Scan the lines below; pull out those with "temp".

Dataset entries
☆ ☆ ☆ ☆ ☆

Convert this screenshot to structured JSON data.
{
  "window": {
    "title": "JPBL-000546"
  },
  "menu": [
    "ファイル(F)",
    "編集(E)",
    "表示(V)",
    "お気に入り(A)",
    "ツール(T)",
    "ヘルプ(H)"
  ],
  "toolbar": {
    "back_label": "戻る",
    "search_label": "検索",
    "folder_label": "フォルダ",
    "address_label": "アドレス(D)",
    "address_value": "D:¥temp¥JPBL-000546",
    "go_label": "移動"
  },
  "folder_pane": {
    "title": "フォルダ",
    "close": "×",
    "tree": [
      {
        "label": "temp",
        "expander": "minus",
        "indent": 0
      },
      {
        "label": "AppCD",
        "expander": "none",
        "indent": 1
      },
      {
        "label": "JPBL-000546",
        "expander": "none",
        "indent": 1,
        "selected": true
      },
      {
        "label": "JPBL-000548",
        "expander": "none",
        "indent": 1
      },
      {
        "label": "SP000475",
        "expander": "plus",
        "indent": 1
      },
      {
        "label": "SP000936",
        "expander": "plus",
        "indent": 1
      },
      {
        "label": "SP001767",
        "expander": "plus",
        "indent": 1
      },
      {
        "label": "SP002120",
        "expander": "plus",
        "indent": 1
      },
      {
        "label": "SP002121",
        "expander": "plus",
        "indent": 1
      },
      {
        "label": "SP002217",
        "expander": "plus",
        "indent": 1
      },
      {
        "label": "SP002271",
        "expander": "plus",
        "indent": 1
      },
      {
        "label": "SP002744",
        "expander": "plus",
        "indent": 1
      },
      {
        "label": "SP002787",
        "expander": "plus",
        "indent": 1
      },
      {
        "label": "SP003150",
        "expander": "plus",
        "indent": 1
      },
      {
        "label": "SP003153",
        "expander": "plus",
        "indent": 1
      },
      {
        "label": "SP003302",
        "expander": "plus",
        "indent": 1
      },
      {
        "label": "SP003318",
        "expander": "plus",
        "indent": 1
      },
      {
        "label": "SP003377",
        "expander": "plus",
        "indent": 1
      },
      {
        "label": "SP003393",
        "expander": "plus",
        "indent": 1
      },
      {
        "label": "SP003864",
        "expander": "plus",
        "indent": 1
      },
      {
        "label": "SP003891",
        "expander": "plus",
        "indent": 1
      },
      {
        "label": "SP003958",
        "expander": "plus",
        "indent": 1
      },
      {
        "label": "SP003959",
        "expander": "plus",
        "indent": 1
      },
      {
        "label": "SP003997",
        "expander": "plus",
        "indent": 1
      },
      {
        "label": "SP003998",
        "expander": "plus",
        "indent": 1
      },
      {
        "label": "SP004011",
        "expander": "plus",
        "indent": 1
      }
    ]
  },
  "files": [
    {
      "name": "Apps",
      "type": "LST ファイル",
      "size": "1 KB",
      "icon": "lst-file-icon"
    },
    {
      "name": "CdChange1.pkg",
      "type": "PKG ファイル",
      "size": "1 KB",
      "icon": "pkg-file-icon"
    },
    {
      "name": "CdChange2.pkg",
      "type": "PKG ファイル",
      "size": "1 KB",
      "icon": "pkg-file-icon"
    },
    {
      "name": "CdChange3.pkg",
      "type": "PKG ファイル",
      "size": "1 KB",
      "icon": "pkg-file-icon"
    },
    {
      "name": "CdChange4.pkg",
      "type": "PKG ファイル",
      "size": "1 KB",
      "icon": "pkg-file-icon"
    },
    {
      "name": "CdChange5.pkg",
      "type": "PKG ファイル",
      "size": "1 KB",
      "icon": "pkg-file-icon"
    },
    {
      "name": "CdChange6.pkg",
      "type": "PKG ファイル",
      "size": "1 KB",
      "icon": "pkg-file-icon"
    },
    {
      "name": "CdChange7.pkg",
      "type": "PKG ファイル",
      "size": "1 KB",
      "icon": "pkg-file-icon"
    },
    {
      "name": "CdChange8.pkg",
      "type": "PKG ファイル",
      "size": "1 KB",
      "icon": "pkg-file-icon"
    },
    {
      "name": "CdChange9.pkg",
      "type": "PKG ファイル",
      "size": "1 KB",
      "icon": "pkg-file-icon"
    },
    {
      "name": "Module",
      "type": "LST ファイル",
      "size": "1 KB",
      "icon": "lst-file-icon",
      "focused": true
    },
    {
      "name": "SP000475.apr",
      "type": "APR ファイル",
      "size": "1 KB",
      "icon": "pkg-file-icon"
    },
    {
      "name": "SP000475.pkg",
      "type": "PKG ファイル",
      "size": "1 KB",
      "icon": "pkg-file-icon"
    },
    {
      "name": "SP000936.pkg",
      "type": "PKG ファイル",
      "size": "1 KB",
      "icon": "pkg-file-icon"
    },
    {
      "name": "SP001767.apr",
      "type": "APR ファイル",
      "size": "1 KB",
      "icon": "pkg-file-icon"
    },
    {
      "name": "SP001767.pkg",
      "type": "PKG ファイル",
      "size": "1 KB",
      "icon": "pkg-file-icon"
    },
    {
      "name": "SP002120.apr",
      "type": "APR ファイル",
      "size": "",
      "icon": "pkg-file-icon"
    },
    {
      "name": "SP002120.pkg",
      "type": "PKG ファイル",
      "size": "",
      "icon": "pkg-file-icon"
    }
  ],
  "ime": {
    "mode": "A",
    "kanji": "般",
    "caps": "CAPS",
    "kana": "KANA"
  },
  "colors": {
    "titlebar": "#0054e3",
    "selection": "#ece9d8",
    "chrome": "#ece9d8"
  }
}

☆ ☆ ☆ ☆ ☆

## [Output]
    "address_value": "D:¥temp¥JPBL-000546",
        "label": "temp",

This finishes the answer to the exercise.